      Nonetheless, the Voyagers are still used as science intruments: currently, they are taking measurements of the interplanetary magnetic field, plasma, and charged particle environment while searching for the heliopause. They function as mankind's most distant sensors in this respect.

      In fact, this kind of limited operation isn't strange to NASA: many probes first serve an extended mission after the primary mission has ended, and then limited operation may continue until the probe fails altogether (e.g. ca. 2015 for the Voyagers).

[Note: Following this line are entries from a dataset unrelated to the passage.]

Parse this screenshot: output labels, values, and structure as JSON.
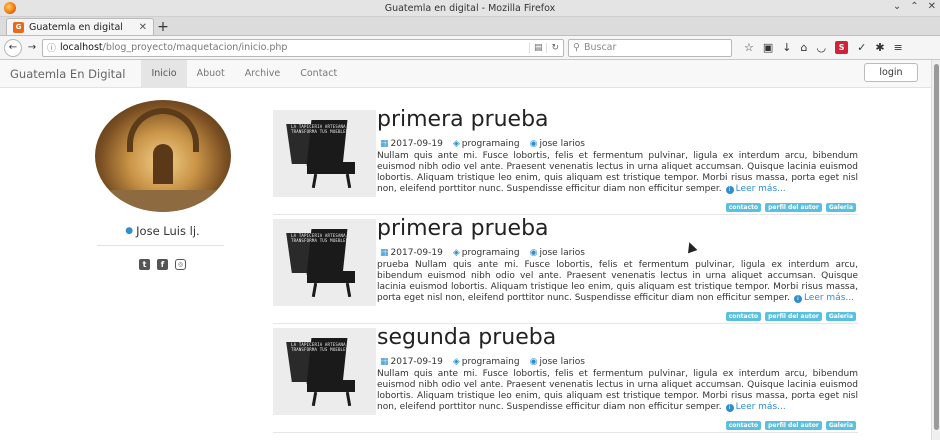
{
  "window": {
    "title": "Guatemla en digital - Mozilla Firefox"
  },
  "tab": {
    "title": "Guatemla en digital"
  },
  "address": {
    "host": "localhost",
    "path": "/blog_proyecto/maquetacion/inicio.php"
  },
  "search": {
    "placeholder": "Buscar"
  },
  "site": {
    "brand": "Guatemla En Digital",
    "menu": [
      "Inicio",
      "Abuot",
      "Archive",
      "Contact"
    ],
    "login": "login"
  },
  "profile": {
    "name": "Jose Luis lj."
  },
  "posts": [
    {
      "title": "primera prueba",
      "date": "2017-09-19",
      "category": "programaing",
      "author": "jose larios",
      "body": "Nullam quis ante mi. Fusce lobortis, felis et fermentum pulvinar, ligula ex interdum arcu, bibendum euismod nibh odio vel ante. Praesent venenatis lectus in urna aliquet accumsan. Quisque lacinia euismod lobortis. Aliquam tristique leo enim, quis aliquam est tristique tempor. Morbi risus massa, porta eget nisl non, eleifend porttitor nunc. Suspendisse efficitur diam non efficitur semper.",
      "more": "Leer más...",
      "tags": [
        "contacto",
        "perfil del autor",
        "Galeria"
      ]
    },
    {
      "title": "primera prueba",
      "date": "2017-09-19",
      "category": "programaing",
      "author": "jose larios",
      "body": "prueba Nullam quis ante mi. Fusce lobortis, felis et fermentum pulvinar, ligula ex interdum arcu, bibendum euismod nibh odio vel ante. Praesent venenatis lectus in urna aliquet accumsan. Quisque lacinia euismod lobortis. Aliquam tristique leo enim, quis aliquam est tristique tempor. Morbi risus massa, porta eget nisl non, eleifend porttitor nunc. Suspendisse efficitur diam non efficitur semper.",
      "more": "Leer más...",
      "tags": [
        "contacto",
        "perfil del autor",
        "Galeria"
      ]
    },
    {
      "title": "segunda prueba",
      "date": "2017-09-19",
      "category": "programaing",
      "author": "jose larios",
      "body": "Nullam quis ante mi. Fusce lobortis, felis et fermentum pulvinar, ligula ex interdum arcu, bibendum euismod nibh odio vel ante. Praesent venenatis lectus in urna aliquet accumsan. Quisque lacinia euismod lobortis. Aliquam tristique leo enim, quis aliquam est tristique tempor. Morbi risus massa, porta eget nisl non, eleifend porttitor nunc. Suspendisse efficitur diam non efficitur semper.",
      "more": "Leer más...",
      "tags": [
        "contacto",
        "perfil del autor",
        "Galeria"
      ]
    }
  ],
  "thumb_text": "LA TAPICERIA ARTESANA QUE TRANSFORMA TUS MUEBLES",
  "colors": {
    "accent": "#2e8ecf",
    "tag": "#5bc0de"
  }
}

      So in fact, when Spirit isn't able to drive anymore, we may still use its camera and other instruments to gather as much data on the surrounding soil as possible. Still later, when available power has dwindled to such an extent that even the advanced camera's can't be used anymore, we could still use the temperature sensors. Finally, when the high gain antenna fails, the mission might be over altogether, or they might still use the low gain antenna, until, finally, Spirit reaches the end of its agony and dies a slow electronic death.

      I do agree fully with the parent on that we should organize a Q&A on this. How do we set this in motion?

    • According to the rover spec sheet [macnn.com], the lander uses a radiation-hardened version of the PowerPC processor.

      See page 45, last paragraph, of the linked PDF. For those PDF weinies out there, here's what it reads:

      The computer in each Mars Exploration Rover runs with a 32-bit Rad 6000 microprocessor, a radiation-hardened version of the PowerPC chip used in some models of Macintosh computers, operating at a speed of 20 million instructions per second. Onboard memory includes 128 megabytes of random access memor
  • roll 10 feet (3 meters)

    "Hey, Phil! How long's the dorsal solar panel s'posed ta be?"
    "10 feet, Bob."
    "We ain't as'posed ta use feet nomore. What's that in meters?"
    "Well, let's see. Darth Vader is 2 meters tall, and this is definitely bigger than him, but shorter than an Olympic swimming pool, which is fifty. 3 meters, Bob."

  • Every time the spirit rover moves and doesn't get stuck on something, take a drink.
    • > Every time the spirit rover moves and doesn't
      > get stuck on something, take a drink.

      Maybe the guys sending commands to the rover should play this game, that would liven things up a little!

      I want to see the rover doing a few handbrake turns and Dukes Of Hazzard style jumps off crater edges.

      If only there were a few gratuitous stacks of empty cardboard boxes and fruit stalls to aim at...
  • Wow, this site is screaming fast for just being slashdotted. I get half a MB/s downloading the movies!
  • by k3nc ( 687970 ) on Wednesday January 14, 2004 @09:49AM (#7972592)
    1150x895 and 2.7 MB with a 0.18 correction for the tilt of the rover. http://test.muc.edu/spirit_pano.mov [muc.edu]
  • With all the communication and positioning problems Mars probes have had, maybe we should first send a set of permanent navigational and communication satellites.

Machines that have broken down will work perfectly when the repairman arrives.